What the task asks:
From first line to last, write out the data precisely as shown.
========================================
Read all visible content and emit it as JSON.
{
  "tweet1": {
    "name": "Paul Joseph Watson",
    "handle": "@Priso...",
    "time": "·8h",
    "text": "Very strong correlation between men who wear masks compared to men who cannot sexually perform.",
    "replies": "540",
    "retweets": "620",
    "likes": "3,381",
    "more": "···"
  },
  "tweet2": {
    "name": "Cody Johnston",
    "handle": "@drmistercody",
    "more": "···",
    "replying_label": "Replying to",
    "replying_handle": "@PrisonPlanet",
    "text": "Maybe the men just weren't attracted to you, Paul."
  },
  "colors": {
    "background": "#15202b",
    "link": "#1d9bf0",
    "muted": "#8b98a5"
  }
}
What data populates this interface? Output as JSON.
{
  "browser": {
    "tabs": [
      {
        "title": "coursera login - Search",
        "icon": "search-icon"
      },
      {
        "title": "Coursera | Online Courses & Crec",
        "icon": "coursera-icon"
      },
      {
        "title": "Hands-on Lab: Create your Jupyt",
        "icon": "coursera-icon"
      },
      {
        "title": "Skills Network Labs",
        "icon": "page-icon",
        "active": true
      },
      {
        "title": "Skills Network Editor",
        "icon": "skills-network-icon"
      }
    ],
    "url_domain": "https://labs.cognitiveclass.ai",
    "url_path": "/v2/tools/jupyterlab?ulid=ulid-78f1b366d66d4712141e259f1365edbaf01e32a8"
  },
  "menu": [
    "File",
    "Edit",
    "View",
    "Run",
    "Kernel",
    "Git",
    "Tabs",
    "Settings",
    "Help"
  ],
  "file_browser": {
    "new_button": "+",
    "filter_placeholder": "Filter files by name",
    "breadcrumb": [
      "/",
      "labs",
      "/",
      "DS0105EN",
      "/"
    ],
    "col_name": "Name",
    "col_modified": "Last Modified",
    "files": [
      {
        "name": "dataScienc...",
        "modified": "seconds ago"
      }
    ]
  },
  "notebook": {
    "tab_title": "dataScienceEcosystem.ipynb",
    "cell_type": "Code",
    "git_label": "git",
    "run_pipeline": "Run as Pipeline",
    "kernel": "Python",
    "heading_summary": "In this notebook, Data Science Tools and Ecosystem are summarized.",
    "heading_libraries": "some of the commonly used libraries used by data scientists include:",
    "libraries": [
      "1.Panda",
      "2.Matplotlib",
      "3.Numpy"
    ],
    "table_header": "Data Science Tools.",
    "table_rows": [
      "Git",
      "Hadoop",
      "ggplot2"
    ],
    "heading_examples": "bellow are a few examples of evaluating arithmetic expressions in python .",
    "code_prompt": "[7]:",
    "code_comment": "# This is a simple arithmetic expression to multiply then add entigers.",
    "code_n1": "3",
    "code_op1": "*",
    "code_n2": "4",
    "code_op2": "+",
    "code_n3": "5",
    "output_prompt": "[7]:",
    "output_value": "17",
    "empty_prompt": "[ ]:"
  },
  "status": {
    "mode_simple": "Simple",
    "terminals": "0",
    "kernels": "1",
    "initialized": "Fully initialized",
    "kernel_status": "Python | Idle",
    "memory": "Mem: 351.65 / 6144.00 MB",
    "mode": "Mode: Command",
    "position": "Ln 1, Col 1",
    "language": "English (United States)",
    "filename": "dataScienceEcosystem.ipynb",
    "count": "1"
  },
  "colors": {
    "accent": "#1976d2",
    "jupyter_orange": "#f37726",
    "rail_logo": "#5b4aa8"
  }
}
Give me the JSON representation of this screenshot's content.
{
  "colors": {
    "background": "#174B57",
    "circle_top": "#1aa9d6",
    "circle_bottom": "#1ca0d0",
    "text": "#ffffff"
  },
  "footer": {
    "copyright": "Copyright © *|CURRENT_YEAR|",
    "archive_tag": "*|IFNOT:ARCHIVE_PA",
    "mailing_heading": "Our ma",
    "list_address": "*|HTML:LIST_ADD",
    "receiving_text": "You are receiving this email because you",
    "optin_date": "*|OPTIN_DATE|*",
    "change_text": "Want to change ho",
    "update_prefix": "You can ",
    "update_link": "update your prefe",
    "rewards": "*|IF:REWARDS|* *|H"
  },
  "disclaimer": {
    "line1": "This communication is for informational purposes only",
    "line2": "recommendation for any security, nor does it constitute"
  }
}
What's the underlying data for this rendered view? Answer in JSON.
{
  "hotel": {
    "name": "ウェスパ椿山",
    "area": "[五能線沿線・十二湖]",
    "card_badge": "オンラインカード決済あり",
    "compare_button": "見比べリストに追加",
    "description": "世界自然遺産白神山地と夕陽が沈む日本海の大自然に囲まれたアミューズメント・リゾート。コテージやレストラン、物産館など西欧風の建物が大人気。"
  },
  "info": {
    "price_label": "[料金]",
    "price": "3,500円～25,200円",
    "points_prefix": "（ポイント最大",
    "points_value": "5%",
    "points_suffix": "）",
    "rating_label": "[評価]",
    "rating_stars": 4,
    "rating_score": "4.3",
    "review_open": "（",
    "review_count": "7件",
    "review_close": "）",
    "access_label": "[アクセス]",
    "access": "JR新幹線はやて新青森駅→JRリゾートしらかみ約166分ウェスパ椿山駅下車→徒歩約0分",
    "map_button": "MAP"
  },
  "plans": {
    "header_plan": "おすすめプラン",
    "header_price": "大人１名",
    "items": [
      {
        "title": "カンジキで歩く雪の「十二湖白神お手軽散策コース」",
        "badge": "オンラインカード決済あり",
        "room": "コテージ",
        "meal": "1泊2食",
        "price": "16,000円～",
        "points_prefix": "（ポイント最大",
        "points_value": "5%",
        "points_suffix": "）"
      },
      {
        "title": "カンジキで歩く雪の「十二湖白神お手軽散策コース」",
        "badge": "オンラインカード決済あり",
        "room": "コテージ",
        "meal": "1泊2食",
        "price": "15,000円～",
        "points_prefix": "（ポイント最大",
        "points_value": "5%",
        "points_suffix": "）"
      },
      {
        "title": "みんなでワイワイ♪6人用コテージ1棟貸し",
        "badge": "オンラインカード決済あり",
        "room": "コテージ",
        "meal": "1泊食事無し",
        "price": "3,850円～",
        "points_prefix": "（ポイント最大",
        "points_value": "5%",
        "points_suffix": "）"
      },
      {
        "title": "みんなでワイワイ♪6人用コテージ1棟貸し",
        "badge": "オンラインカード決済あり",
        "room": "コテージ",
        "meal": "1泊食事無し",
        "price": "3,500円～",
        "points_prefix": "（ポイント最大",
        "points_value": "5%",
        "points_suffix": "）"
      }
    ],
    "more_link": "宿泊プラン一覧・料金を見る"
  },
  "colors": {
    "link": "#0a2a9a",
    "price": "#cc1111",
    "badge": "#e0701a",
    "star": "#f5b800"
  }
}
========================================
Solved problem:
Read all visible content and emit it as JSON.
{
  "tweet1": {
    "name": "Paul Joseph Watson",
    "handle": "@Priso...",
    "time": "·8h",
    "text": "Very strong correlation between men who wear masks compared to men who cannot sexually perform.",
    "replies": "540",
    "retweets": "620",
    "likes": "3,381",
    "more": "···"
  },
  "tweet2": {
    "name": "Cody Johnston",
    "handle": "@drmistercody",
    "more": "···",
    "replying_label": "Replying to",
    "replying_handle": "@PrisonPlanet",
    "text": "Maybe the men just weren't attracted to you, Paul."
  },
  "colors": {
    "background": "#15202b",
    "link": "#1d9bf0",
    "muted": "#8b98a5"
  }
}
What data populates this interface? Output as JSON.
{
  "browser": {
    "tabs": [
      {
        "title": "coursera login - Search",
        "icon": "search-icon"
      },
      {
        "title": "Coursera | Online Courses & Crec",
        "icon": "coursera-icon"
      },
      {
        "title": "Hands-on Lab: Create your Jupyt",
        "icon": "coursera-icon"
      },
      {
        "title": "Skills Network Labs",
        "icon": "page-icon",
        "active": true
      },
      {
        "title": "Skills Network Editor",
        "icon": "skills-network-icon"
      }
    ],
    "url_domain": "https://labs.cognitiveclass.ai",
    "url_path": "/v2/tools/jupyterlab?ulid=ulid-78f1b366d66d4712141e259f1365edbaf01e32a8"
  },
  "menu": [
    "File",
    "Edit",
    "View",
    "Run",
    "Kernel",
    "Git",
    "Tabs",
    "Settings",
    "Help"
  ],
  "file_browser": {
    "new_button": "+",
    "filter_placeholder": "Filter files by name",
    "breadcrumb": [
      "/",
      "labs",
      "/",
      "DS0105EN",
      "/"
    ],
    "col_name": "Name",
    "col_modified": "Last Modified",
    "files": [
      {
        "name": "dataScienc...",
        "modified": "seconds ago"
      }
    ]
  },
  "notebook": {
    "tab_title": "dataScienceEcosystem.ipynb",
    "cell_type": "Code",
    "git_label": "git",
    "run_pipeline": "Run as Pipeline",
    "kernel": "Python",
    "heading_summary": "In this notebook, Data Science Tools and Ecosystem are summarized.",
    "heading_libraries": "some of the commonly used libraries used by data scientists include:",
    "libraries": [
      "1.Panda",
      "2.Matplotlib",
      "3.Numpy"
    ],
    "table_header": "Data Science Tools.",
    "table_rows": [
      "Git",
      "Hadoop",
      "ggplot2"
    ],
    "heading_examples": "bellow are a few examples of evaluating arithmetic expressions in python .",
    "code_prompt": "[7]:",
    "code_comment": "# This is a simple arithmetic expression to multiply then add entigers.",
    "code_n1": "3",
    "code_op1": "*",
    "code_n2": "4",
    "code_op2": "+",
    "code_n3": "5",
    "output_prompt": "[7]:",
    "output_value": "17",
    "empty_prompt": "[ ]:"
  },
  "status": {
    "mode_simple": "Simple",
    "terminals": "0",
    "kernels": "1",
    "initialized": "Fully initialized",
    "kernel_status": "Python | Idle",
    "memory": "Mem: 351.65 / 6144.00 MB",
    "mode": "Mode: Command",
    "position": "Ln 1, Col 1",
    "language": "English (United States)",
    "filename": "dataScienceEcosystem.ipynb",
    "count": "1"
  },
  "colors": {
    "accent": "#1976d2",
    "jupyter_orange": "#f37726",
    "rail_logo": "#5b4aa8"
  }
}
Give me the JSON representation of this screenshot's content.
{
  "colors": {
    "background": "#174B57",
    "circle_top": "#1aa9d6",
    "circle_bottom": "#1ca0d0",
    "text": "#ffffff"
  },
  "footer": {
    "copyright": "Copyright © *|CURRENT_YEAR|",
    "archive_tag": "*|IFNOT:ARCHIVE_PA",
    "mailing_heading": "Our ma",
    "list_address": "*|HTML:LIST_ADD",
    "receiving_text": "You are receiving this email because you",
    "optin_date": "*|OPTIN_DATE|*",
    "change_text": "Want to change ho",
    "update_prefix": "You can ",
    "update_link": "update your prefe",
    "rewards": "*|IF:REWARDS|* *|H"
  },
  "disclaimer": {
    "line1": "This communication is for informational purposes only",
    "line2": "recommendation for any security, nor does it constitute"
  }
}
What's the underlying data for this rendered view? Answer in JSON.
{
  "hotel": {
    "name": "ウェスパ椿山",
    "area": "[五能線沿線・十二湖]",
    "card_badge": "オンラインカード決済あり",
    "compare_button": "見比べリストに追加",
    "description": "世界自然遺産白神山地と夕陽が沈む日本海の大自然に囲まれたアミューズメント・リゾート。コテージやレストラン、物産館など西欧風の建物が大人気。"
  },
  "info": {
    "price_label": "[料金]",
    "price": "3,500円～25,200円",
    "points_prefix": "（ポイント最大",
    "points_value": "5%",
    "points_suffix": "）",
    "rating_label": "[評価]",
    "rating_stars": 4,
    "rating_score": "4.3",
    "review_open": "（",
    "review_count": "7件",
    "review_close": "）",
    "access_label": "[アクセス]",
    "access": "JR新幹線はやて新青森駅→JRリゾートしらかみ約166分ウェスパ椿山駅下車→徒歩約0分",
    "map_button": "MAP"
  },
  "plans": {
    "header_plan": "おすすめプラン",
    "header_price": "大人１名",
    "items": [
      {
        "title": "カンジキで歩く雪の「十二湖白神お手軽散策コース」",
        "badge": "オンラインカード決済あり",
        "room": "コテージ",
        "meal": "1泊2食",
        "price": "16,000円～",
        "points_prefix": "（ポイント最大",
        "points_value": "5%",
        "points_suffix": "）"
      },
      {
        "title": "カンジキで歩く雪の「十二湖白神お手軽散策コース」",
        "badge": "オンラインカード決済あり",
        "room": "コテージ",
        "meal": "1泊2食",
        "price": "15,000円～",
        "points_prefix": "（ポイント最大",
        "points_value": "5%",
        "points_suffix": "）"
      },
      {
        "title": "みんなでワイワイ♪6人用コテージ1棟貸し",
        "badge": "オンラインカード決済あり",
        "room": "コテージ",
        "meal": "1泊食事無し",
        "price": "3,850円～",
        "points_prefix": "（ポイント最大",
        "points_value": "5%",
        "points_suffix": "）"
      },
      {
        "title": "みんなでワイワイ♪6人用コテージ1棟貸し",
        "badge": "オンラインカード決済あり",
        "room": "コテージ",
        "meal": "1泊食事無し",
        "price": "3,500円～",
        "points_prefix": "（ポイント最大",
        "points_value": "5%",
        "points_suffix": "）"
      }
    ],
    "more_link": "宿泊プラン一覧・料金を見る"
  },
  "colors": {
    "link": "#0a2a9a",
    "price": "#cc1111",
    "badge": "#e0701a",
    "star": "#f5b800"
  }
}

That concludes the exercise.